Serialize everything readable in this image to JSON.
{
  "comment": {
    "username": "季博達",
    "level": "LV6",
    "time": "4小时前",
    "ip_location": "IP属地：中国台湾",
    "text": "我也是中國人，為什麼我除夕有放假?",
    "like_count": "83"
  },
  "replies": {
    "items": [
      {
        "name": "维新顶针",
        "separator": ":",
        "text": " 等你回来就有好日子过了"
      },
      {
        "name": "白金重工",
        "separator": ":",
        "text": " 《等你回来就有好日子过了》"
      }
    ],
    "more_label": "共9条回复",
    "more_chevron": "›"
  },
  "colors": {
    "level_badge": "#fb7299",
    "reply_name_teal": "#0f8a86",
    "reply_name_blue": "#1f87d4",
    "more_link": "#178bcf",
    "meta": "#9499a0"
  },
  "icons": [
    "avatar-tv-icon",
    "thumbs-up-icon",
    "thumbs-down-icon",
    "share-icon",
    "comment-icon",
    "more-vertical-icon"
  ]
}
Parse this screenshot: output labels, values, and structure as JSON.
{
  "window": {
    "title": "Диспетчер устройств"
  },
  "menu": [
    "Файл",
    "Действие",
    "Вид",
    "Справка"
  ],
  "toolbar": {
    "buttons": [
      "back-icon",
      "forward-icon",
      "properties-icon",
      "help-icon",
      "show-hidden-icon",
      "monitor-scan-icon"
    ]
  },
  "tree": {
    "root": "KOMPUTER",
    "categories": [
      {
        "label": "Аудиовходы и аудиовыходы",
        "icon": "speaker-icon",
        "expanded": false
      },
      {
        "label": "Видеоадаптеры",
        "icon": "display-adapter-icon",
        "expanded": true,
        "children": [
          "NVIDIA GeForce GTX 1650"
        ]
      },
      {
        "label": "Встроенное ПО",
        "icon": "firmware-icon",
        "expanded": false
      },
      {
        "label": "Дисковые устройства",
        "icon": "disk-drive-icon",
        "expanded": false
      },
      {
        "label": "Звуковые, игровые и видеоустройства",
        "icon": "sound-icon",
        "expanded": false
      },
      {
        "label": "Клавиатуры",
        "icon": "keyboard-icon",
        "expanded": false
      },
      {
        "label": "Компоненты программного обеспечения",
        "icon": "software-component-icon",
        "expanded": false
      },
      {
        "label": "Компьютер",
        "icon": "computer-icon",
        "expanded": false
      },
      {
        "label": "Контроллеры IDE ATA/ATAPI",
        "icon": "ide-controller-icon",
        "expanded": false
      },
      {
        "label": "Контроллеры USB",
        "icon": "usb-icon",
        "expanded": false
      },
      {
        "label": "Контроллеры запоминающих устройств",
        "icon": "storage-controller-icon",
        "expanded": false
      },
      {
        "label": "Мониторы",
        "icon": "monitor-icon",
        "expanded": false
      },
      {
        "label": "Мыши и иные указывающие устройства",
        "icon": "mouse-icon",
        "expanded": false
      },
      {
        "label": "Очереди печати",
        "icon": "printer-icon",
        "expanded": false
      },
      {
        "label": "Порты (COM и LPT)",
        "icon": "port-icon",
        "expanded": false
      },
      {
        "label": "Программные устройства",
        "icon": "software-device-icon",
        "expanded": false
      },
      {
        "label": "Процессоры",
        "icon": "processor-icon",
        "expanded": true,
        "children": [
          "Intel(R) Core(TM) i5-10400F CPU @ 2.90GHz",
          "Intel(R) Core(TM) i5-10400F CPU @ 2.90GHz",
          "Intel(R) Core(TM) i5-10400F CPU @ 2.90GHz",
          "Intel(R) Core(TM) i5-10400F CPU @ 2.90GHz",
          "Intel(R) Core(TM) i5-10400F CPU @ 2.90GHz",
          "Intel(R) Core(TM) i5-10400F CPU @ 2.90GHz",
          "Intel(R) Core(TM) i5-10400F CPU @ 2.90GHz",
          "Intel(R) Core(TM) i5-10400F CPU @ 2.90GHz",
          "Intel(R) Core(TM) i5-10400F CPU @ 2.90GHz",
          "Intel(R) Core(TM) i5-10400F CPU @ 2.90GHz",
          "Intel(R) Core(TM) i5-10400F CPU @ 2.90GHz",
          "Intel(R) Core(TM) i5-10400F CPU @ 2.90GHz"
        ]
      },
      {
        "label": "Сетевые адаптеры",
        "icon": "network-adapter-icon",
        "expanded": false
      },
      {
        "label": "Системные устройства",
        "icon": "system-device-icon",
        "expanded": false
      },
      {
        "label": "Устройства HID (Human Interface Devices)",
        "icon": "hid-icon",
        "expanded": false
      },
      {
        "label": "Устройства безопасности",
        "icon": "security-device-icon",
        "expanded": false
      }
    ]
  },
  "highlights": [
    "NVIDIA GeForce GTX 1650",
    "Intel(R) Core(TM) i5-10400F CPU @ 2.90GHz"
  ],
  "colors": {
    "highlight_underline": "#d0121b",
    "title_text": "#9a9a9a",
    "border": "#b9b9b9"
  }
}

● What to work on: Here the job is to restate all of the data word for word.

● Exercise response:
Serialize everything readable in this image to JSON.
{
  "comment": {
    "username": "季博達",
    "level": "LV6",
    "time": "4小时前",
    "ip_location": "IP属地：中国台湾",
    "text": "我也是中國人，為什麼我除夕有放假?",
    "like_count": "83"
  },
  "replies": {
    "items": [
      {
        "name": "维新顶针",
        "separator": ":",
        "text": " 等你回来就有好日子过了"
      },
      {
        "name": "白金重工",
        "separator": ":",
        "text": " 《等你回来就有好日子过了》"
      }
    ],
    "more_label": "共9条回复",
    "more_chevron": "›"
  },
  "colors": {
    "level_badge": "#fb7299",
    "reply_name_teal": "#0f8a86",
    "reply_name_blue": "#1f87d4",
    "more_link": "#178bcf",
    "meta": "#9499a0"
  },
  "icons": [
    "avatar-tv-icon",
    "thumbs-up-icon",
    "thumbs-down-icon",
    "share-icon",
    "comment-icon",
    "more-vertical-icon"
  ]
}
Parse this screenshot: output labels, values, and structure as JSON.
{
  "window": {
    "title": "Диспетчер устройств"
  },
  "menu": [
    "Файл",
    "Действие",
    "Вид",
    "Справка"
  ],
  "toolbar": {
    "buttons": [
      "back-icon",
      "forward-icon",
      "properties-icon",
      "help-icon",
      "show-hidden-icon",
      "monitor-scan-icon"
    ]
  },
  "tree": {
    "root": "KOMPUTER",
    "categories": [
      {
        "label": "Аудиовходы и аудиовыходы",
        "icon": "speaker-icon",
        "expanded": false
      },
      {
        "label": "Видеоадаптеры",
        "icon": "display-adapter-icon",
        "expanded": true,
        "children": [
          "NVIDIA GeForce GTX 1650"
        ]
      },
      {
        "label": "Встроенное ПО",
        "icon": "firmware-icon",
        "expanded": false
      },
      {
        "label": "Дисковые устройства",
        "icon": "disk-drive-icon",
        "expanded": false
      },
      {
        "label": "Звуковые, игровые и видеоустройства",
        "icon": "sound-icon",
        "expanded": false
      },
      {
        "label": "Клавиатуры",
        "icon": "keyboard-icon",
        "expanded": false
      },
      {
        "label": "Компоненты программного обеспечения",
        "icon": "software-component-icon",
        "expanded": false
      },
      {
        "label": "Компьютер",
        "icon": "computer-icon",
        "expanded": false
      },
      {
        "label": "Контроллеры IDE ATA/ATAPI",
        "icon": "ide-controller-icon",
        "expanded": false
      },
      {
        "label": "Контроллеры USB",
        "icon": "usb-icon",
        "expanded": false
      },
      {
        "label": "Контроллеры запоминающих устройств",
        "icon": "storage-controller-icon",
        "expanded": false
      },
      {
        "label": "Мониторы",
        "icon": "monitor-icon",
        "expanded": false
      },
      {
        "label": "Мыши и иные указывающие устройства",
        "icon": "mouse-icon",
        "expanded": false
      },
      {
        "label": "Очереди печати",
        "icon": "printer-icon",
        "expanded": false
      },
      {
        "label": "Порты (COM и LPT)",
        "icon": "port-icon",
        "expanded": false
      },
      {
        "label": "Программные устройства",
        "icon": "software-device-icon",
        "expanded": false
      },
      {
        "label": "Процессоры",
        "icon": "processor-icon",
        "expanded": true,
        "children": [
          "Intel(R) Core(TM) i5-10400F CPU @ 2.90GHz",
          "Intel(R) Core(TM) i5-10400F CPU @ 2.90GHz",
          "Intel(R) Core(TM) i5-10400F CPU @ 2.90GHz",
          "Intel(R) Core(TM) i5-10400F CPU @ 2.90GHz",
          "Intel(R) Core(TM) i5-10400F CPU @ 2.90GHz",
          "Intel(R) Core(TM) i5-10400F CPU @ 2.90GHz",
          "Intel(R) Core(TM) i5-10400F CPU @ 2.90GHz",
          "Intel(R) Core(TM) i5-10400F CPU @ 2.90GHz",
          "Intel(R) Core(TM) i5-10400F CPU @ 2.90GHz",
          "Intel(R) Core(TM) i5-10400F CPU @ 2.90GHz",
          "Intel(R) Core(TM) i5-10400F CPU @ 2.90GHz",
          "Intel(R) Core(TM) i5-10400F CPU @ 2.90GHz"
        ]
      },
      {
        "label": "Сетевые адаптеры",
        "icon": "network-adapter-icon",
        "expanded": false
      },
      {
        "label": "Системные устройства",
        "icon": "system-device-icon",
        "expanded": false
      },
      {
        "label": "Устройства HID (Human Interface Devices)",
        "icon": "hid-icon",
        "expanded": false
      },
      {
        "label": "Устройства безопасности",
        "icon": "security-device-icon",
        "expanded": false
      }
    ]
  },
  "highlights": [
    "NVIDIA GeForce GTX 1650",
    "Intel(R) Core(TM) i5-10400F CPU @ 2.90GHz"
  ],
  "colors": {
    "highlight_underline": "#d0121b",
    "title_text": "#9a9a9a",
    "border": "#b9b9b9"
  }
}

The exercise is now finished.